PROBLEM DESCRIPTION
Count every line below in which "amet" occurs, then give only the count.

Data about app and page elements
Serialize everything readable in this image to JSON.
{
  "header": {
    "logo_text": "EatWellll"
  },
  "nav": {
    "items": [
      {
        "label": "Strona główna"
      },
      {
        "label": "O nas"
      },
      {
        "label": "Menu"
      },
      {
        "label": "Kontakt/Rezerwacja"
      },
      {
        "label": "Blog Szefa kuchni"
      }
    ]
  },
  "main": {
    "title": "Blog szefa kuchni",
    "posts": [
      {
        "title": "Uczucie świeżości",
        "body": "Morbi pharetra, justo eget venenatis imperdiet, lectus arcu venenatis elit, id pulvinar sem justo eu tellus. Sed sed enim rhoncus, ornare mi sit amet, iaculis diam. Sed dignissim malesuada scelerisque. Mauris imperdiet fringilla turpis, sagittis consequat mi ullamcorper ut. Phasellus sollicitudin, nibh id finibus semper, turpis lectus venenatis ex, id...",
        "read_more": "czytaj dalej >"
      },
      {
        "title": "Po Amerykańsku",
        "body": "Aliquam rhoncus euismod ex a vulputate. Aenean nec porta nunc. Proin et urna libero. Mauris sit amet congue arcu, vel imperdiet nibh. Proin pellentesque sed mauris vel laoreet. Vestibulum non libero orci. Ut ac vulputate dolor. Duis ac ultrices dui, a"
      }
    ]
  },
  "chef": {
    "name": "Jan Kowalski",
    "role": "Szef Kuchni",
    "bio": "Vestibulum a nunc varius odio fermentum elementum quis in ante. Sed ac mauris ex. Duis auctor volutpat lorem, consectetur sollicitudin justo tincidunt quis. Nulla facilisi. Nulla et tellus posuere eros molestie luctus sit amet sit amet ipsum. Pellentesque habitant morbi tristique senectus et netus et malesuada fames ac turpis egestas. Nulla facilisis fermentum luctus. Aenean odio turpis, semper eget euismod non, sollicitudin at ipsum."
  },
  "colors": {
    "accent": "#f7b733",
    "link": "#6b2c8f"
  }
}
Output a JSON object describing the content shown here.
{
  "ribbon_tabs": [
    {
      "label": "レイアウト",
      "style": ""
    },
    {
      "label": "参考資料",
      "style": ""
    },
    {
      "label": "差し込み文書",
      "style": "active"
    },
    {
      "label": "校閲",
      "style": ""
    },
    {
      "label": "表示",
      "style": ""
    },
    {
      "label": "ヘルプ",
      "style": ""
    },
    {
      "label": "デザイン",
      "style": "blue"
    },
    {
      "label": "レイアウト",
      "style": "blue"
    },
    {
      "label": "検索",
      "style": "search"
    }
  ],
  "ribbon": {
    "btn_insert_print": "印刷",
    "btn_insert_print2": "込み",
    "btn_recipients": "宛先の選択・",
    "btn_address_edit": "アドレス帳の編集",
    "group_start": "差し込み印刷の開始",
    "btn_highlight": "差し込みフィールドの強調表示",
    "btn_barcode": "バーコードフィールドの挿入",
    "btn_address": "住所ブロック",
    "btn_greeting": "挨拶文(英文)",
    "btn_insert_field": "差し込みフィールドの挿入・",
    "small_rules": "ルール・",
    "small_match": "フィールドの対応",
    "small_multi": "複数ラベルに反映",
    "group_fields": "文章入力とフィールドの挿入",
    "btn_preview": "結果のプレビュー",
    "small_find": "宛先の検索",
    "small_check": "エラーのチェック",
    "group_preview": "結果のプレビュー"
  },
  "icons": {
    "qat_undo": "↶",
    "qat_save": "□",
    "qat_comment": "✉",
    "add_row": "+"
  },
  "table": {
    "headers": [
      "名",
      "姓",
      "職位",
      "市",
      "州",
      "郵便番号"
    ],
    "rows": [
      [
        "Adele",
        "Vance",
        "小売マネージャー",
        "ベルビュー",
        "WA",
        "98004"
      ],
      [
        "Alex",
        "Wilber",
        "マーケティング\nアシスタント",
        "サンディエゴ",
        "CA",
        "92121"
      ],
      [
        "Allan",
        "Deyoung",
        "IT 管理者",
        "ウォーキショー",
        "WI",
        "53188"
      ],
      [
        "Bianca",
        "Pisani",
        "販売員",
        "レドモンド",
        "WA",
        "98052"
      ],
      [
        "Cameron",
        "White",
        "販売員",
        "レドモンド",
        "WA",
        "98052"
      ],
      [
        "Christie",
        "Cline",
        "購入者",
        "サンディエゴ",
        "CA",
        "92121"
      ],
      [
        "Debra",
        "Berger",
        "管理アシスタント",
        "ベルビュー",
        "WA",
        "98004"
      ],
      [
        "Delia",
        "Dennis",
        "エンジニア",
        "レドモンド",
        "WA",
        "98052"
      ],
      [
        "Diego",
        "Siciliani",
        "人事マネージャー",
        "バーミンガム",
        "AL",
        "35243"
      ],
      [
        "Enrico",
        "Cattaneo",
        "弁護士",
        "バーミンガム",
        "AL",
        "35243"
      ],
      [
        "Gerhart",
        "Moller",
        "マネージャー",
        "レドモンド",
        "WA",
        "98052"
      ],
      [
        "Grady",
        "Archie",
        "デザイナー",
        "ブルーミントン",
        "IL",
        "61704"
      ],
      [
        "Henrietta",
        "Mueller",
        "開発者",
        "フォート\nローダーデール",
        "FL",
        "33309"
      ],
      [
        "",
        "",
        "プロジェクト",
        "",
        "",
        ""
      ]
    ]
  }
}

RESPONSE TO THE TASK
3